**YOUR INSTRUCTIONS**
Scan the entries for the word "color". Every line that has it should be copied.

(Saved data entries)
○ ○ ○ ○ ○
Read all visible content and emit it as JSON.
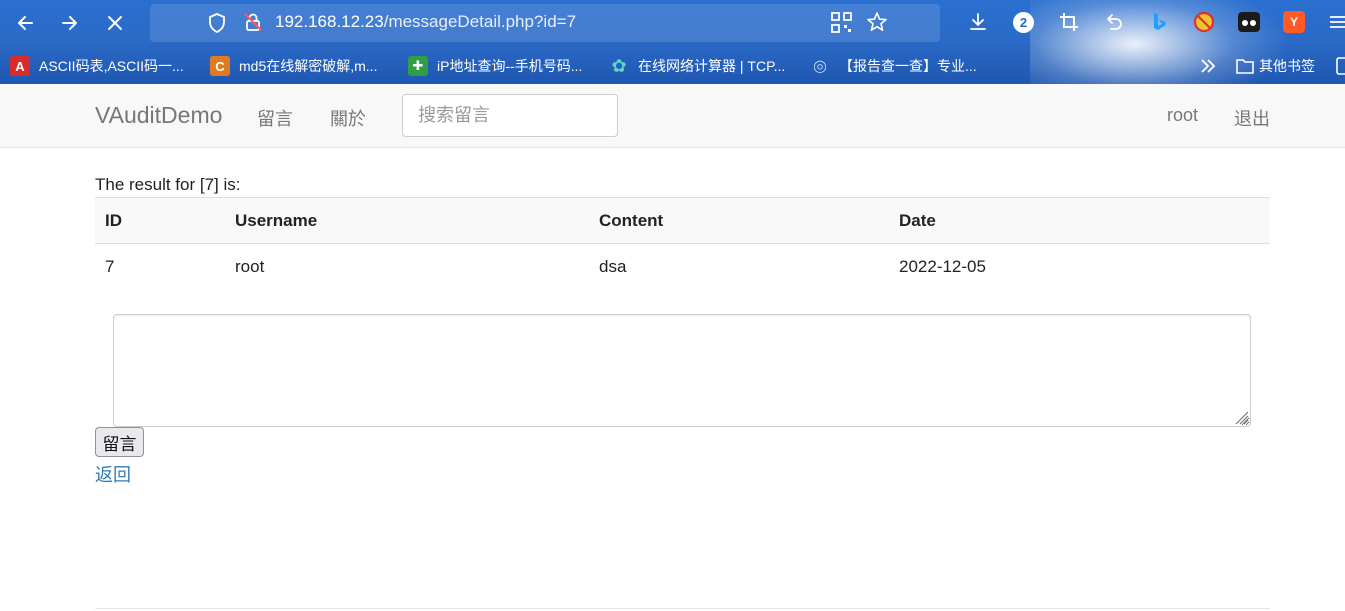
{
  "browser": {
    "url_host": "192.168.12.23",
    "url_path": "/messageDetail.php?id=7",
    "downloads_badge": "2",
    "bookmarks": [
      {
        "label": "ASCII码表,ASCII码一...",
        "color": "#d92b2b",
        "glyph": "A"
      },
      {
        "label": "md5在线解密破解,m...",
        "color": "#e07a20",
        "glyph": "C"
      },
      {
        "label": "iP地址查询--手机号码...",
        "color": "#2f9e44",
        "glyph": "✚"
      },
      {
        "label": "在线网络计算器 | TCP...",
        "color": "#3aa7a0",
        "glyph": "✿"
      },
      {
        "label": "【报告查一查】专业...",
        "color": "#3d7fe0",
        "glyph": "◎"
      }
    ],
    "other_bookmarks": "其他书签"
  },
  "navbar": {
    "brand": "VAuditDemo",
    "links": [
      "留言",
      "關於"
    ],
    "search_placeholder": "搜索留言",
    "user": "root",
    "logout": "退出"
  },
  "content": {
    "result_text": "The result for [7] is:",
    "columns": [
      "ID",
      "Username",
      "Content",
      "Date"
    ],
    "rows": [
      [
        "7",
        "root",
        "dsa",
        "2022-12-05"
      ]
    ],
    "submit_label": "留言",
    "back_link": "返回"
  }
}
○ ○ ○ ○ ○
**EXPECTED ANSWER**
        "color": "#d92b2b",
        "color": "#e07a20",
        "color": "#2f9e44",
        "color": "#3aa7a0",
        "color": "#3d7fe0",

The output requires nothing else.